The kidneys are responsible for the inner hygiene of the body, and the herbs that help the most are the detoxing herbs like parsley, which has a cleansing and calmative action. Drinking several cups of yarrow tea can clear cystitis. Our pick is parsley, because it is also rich in vitamin C and is a good companion plant for tomatoes and onions.

Dosage: Drink a cup of tea made from fresh leaves three times a day.

Lemon balm… for the nervous system

Stress, with related anxiety and depression, is common to most of us. Herbs that are safe daily easers of anxiety and stress are lavender, chamomile, rosemary and lemon balm. Our pick is lemon balm, because it also attracts bees to the garden.

Dosage: Make a tea using 2 – 3 teaspoons of dried herb or 4 – 6 fresh leaves per cup of boiling water, infuse for 10 – 15 minutes and drink up to three times a day.

Calendula… for the skin

Surprisingly, the skin is our biggest organ, and it cools and cleanses. Skin diseases like eczema are often linked to our emotions and stress. Thyme, calendula, lemon balm, tea tree and comfrey have antimicrobial properties, which include antifungal and antibacterial  actions, and can be taken internally as tonics or used externally to soothe. Our pick is calendula, as petals can be used in creams and ointments for most skin problems, as well as fungal conditions like ringworm, thrush, athlete’s foot and nappy rash.

Dosage: Taken internally as a tea, it is a cleansing herb that helps treat the toxicity underlying many infections and systemic skin disorders. It also helps to balance the digestive system.

The Herbal Handbook (A users guide to Medical Herbalism) by David Hoffmann (Healing Arts Press)

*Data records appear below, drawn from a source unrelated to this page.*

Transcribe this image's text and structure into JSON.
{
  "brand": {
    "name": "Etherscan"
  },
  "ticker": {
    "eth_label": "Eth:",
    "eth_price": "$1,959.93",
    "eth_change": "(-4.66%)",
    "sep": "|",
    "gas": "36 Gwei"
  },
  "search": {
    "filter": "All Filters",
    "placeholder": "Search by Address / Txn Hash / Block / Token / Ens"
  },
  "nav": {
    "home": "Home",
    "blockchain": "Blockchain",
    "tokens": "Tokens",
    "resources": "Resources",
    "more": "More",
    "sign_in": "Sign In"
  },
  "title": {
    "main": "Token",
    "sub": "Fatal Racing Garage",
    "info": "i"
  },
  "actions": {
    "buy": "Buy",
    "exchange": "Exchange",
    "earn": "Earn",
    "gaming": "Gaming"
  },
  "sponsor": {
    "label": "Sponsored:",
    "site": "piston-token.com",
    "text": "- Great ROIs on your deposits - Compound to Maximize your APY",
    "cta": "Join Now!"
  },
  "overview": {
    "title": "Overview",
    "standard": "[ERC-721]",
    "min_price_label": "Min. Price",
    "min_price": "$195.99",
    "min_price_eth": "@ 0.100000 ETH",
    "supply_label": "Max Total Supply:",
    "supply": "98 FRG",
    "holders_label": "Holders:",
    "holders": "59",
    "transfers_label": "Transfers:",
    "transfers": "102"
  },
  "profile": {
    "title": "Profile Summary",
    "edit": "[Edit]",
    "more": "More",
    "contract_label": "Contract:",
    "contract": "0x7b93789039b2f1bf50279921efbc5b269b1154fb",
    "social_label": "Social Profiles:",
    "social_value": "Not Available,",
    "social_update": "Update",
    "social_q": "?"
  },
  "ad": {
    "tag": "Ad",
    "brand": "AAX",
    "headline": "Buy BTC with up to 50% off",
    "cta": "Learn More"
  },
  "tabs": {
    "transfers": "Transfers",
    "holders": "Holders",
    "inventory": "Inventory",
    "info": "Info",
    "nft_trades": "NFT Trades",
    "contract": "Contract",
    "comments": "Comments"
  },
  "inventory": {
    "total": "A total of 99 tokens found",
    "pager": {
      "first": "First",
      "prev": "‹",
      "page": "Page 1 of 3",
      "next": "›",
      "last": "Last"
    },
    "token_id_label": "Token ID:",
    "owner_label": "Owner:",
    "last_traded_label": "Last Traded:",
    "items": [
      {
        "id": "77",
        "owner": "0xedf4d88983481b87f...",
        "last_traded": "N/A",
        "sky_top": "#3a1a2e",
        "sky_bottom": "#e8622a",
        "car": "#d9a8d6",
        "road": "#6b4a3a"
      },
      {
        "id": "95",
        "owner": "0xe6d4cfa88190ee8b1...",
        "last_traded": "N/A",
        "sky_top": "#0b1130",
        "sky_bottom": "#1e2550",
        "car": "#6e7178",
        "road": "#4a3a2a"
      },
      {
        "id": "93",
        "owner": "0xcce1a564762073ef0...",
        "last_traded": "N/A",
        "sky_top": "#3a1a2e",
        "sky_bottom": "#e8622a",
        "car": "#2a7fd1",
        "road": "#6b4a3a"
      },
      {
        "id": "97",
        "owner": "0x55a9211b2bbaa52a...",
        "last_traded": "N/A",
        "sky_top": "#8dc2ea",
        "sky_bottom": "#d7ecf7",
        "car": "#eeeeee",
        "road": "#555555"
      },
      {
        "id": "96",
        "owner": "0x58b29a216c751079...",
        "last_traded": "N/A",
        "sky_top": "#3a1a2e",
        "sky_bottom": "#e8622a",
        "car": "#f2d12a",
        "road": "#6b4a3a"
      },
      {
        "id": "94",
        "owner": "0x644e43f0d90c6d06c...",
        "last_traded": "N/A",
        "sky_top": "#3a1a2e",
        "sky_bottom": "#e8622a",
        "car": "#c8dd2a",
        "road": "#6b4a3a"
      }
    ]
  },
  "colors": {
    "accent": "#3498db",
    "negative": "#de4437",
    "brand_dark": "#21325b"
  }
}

Herbal teas or tinctures should not be taken by pregnant women at any stage.

The Gardener